Hart fell forward into the car, part of her body inside and part still outside the entryway, said authorities. The elevator — its doors still open — then got stuck between the building’s first and second floors.
Building workers who saw the accident desperately tried to rescue Hart.
Inside the elevator, the man and woman stuck with Hart were forced to look on in horror as she died just inches away — a scene so harrowing that both were left “in severe distress,” said Fire Lt. Glenn Berube, one of the first rescuers on the scene.
(Both witnesses were hospitalized for trauma.) DNAinfo reports that Hart’s foot may have been caught in the gap between the elevator and the lobby floor, and NYPD spokesman Paul Browne says her clothes may have also been caught, “the closing doors in the elevator lifted her with it.”
There had been violations related to the building’s 13 elevators — 56 in the past 11 years — and the elevator had reportedly been taken out of service in 2003. Most of the violations had apparently been cleared up, but inspectors in June found administrative violations which are still listed in DOB records. Still, these violations, said to be “non-hazardous,” don’t account for what happened yesterday, a matter that’s still under investigation.
The Times reports:
Chad Kawalec, a former director of client services at Y&R and friend of Ms. Hart’s, described the elevators in the 85-year-old building as creaky and balky.
“They weren’t the kind of elevators that you stuck your hand in to catch the doors,” he said, “Because they wouldn’t stop.”
Hart had a boyfriend, Chris Dicksen, with whom she lived in Brooklyn Heights, and the papers report she was well-liked by everyone and a “crazy hard worker.” Her father, Alex Hart, told the Times, “She was the most marvelous daughter imaginable. No father could have ever been more proud of her.” She’d grown up in California and gone to Knox College in Illinois; in her spare time, she’d just finished a course at the Bronx’s New York Botanical Garden.

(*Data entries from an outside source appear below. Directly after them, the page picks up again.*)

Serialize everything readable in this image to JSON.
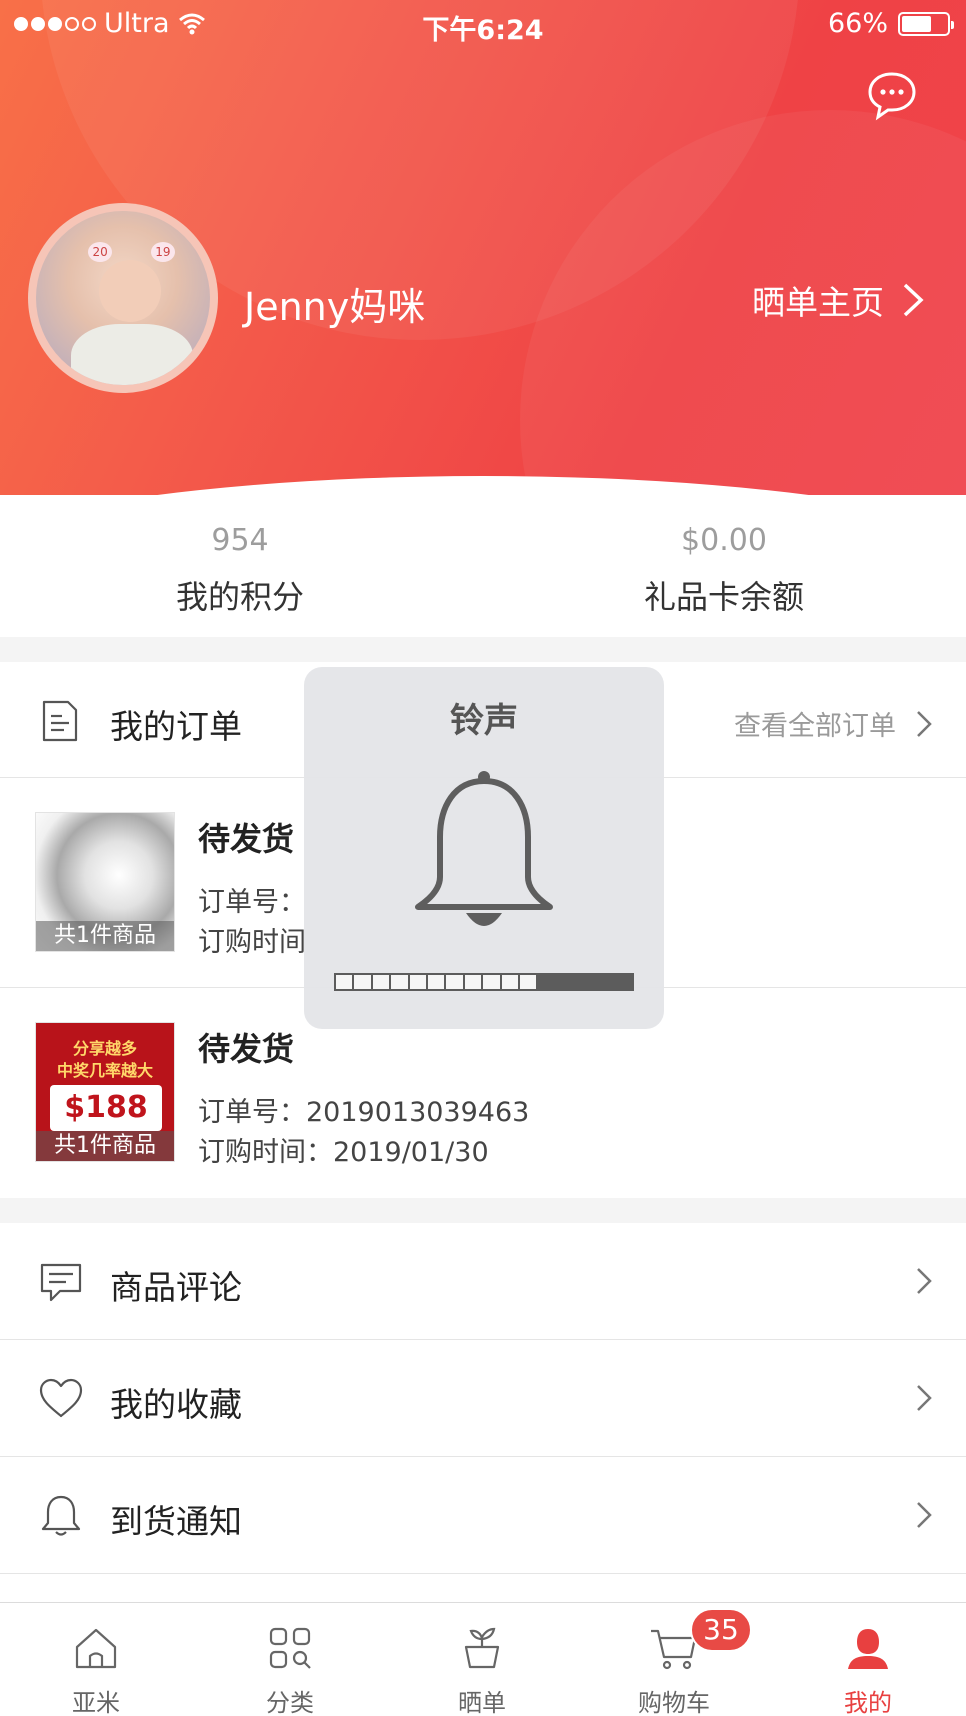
{
  "status_bar": {
    "carrier": "Ultra",
    "time": "下午6:24",
    "battery_text": "66%",
    "battery_level": 0.66
  },
  "profile": {
    "username": "Jenny妈咪",
    "home_link": "晒单主页",
    "avatar_badge_left": "20",
    "avatar_badge_right": "19"
  },
  "stats": [
    {
      "value": "954",
      "label": "我的积分"
    },
    {
      "value": "$0.00",
      "label": "礼品卡余额"
    }
  ],
  "orders_section": {
    "title": "我的订单",
    "view_all": "查看全部订单",
    "orders": [
      {
        "status": "待发货",
        "order_no": "订单号：",
        "order_time": "订购时间",
        "item_count": "共1件商品"
      },
      {
        "status": "待发货",
        "order_no": "订单号：2019013039463",
        "order_time": "订购时间：2019/01/30",
        "item_count": "共1件商品",
        "thumb_line1": "分享越多",
        "thumb_line2": "中奖几率越大",
        "thumb_price": "$188"
      }
    ]
  },
  "menu": [
    {
      "label": "商品评论",
      "icon": "comment-icon"
    },
    {
      "label": "我的收藏",
      "icon": "heart-icon"
    },
    {
      "label": "到货通知",
      "icon": "bell-icon"
    }
  ],
  "tabbar": {
    "tabs": [
      {
        "label": "亚米",
        "icon": "home-icon"
      },
      {
        "label": "分类",
        "icon": "category-icon"
      },
      {
        "label": "晒单",
        "icon": "plant-icon"
      },
      {
        "label": "购物车",
        "icon": "cart-icon"
      },
      {
        "label": "我的",
        "icon": "user-icon"
      }
    ],
    "active_tab": "我的",
    "cart_badge": "35"
  },
  "ringer_hud": {
    "title": "铃声",
    "volume_level": 0.69
  },
  "colors": {
    "brand_red": "#ef4245",
    "active_tab": "#e84040",
    "badge": "#e84a45"
  }
}
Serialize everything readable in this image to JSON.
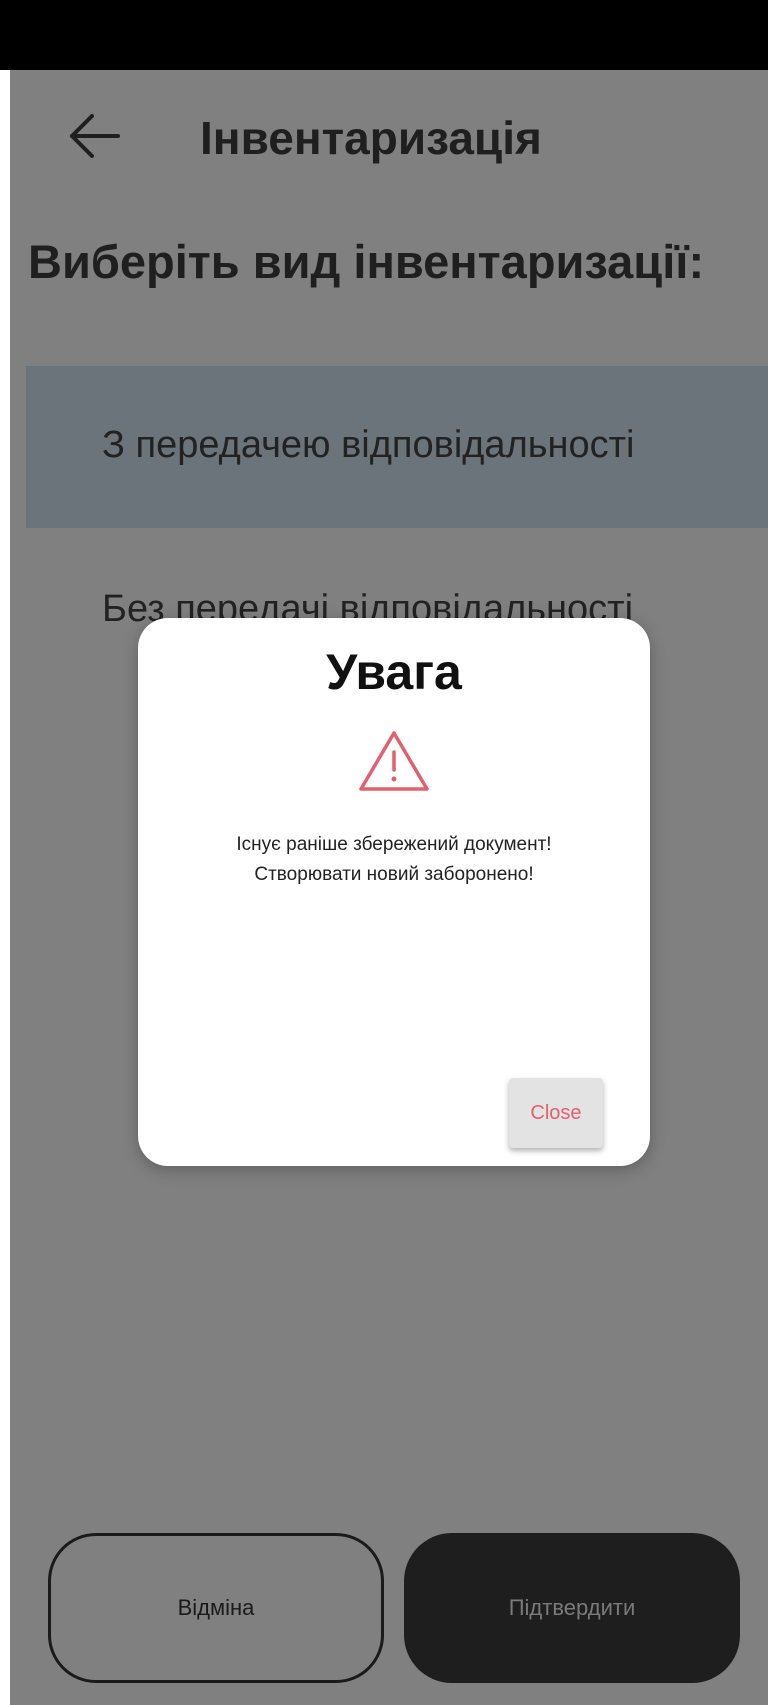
{
  "app_bar": {
    "title": "Інвентаризація",
    "back_icon": "arrow-left-icon"
  },
  "section_title": "Виберіть вид інвентаризації:",
  "options": [
    {
      "label": "З передачею відповідальності",
      "selected": true
    },
    {
      "label": "Без передачі відповідальності",
      "selected": false
    }
  ],
  "actions": {
    "cancel_label": "Відміна",
    "confirm_label": "Підтвердити"
  },
  "dialog": {
    "title": "Увага",
    "icon": "warning-triangle-icon",
    "message_line1": "Існує раніше збережений документ!",
    "message_line2": "Створювати новий заборонено!",
    "close_label": "Close"
  },
  "colors": {
    "overlay_background": "#808080",
    "selected_option": "#6b747b",
    "warning_accent": "#e2606f",
    "confirm_button": "#1e1e1e"
  }
}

The day before she died, Suzanne had lunched with Young & Rubicam’s Global CEO, David Sable. He sent a memo to staff that included the following:
Suzanne was, in fact, beloved by everyone who knew her. And we will, at the right time, all have a chance to memorialize her as she deserves.
We know that this is a horrible, unthinkable piece of news to absorb. There are counselors on their way to the building and we will have them in the building throughout the week.
Tony Sclafani, spokesman for the Department of Buildings, said that last year, “there were 53 elevator accidents in a city of 60,000 elevators.” Three of them were fatal.
285 Madison was evacuated yesterday after the accident. DNAinfo reports that the building will remain closed for the rest of the week, with employees working off-site, as investigators try to determine what went wrong.
Update: The Wall Street Journal reports that the elevator that killed Hart “had been worked on by maintenance personnel hours before the fatal accident.” The elevator-servicing company, Transel Elevator Inc., and its electrical work, is now the focus of the investigation. Investigators are seeking to identify other clients serviced by Transel and to inspect their elevators.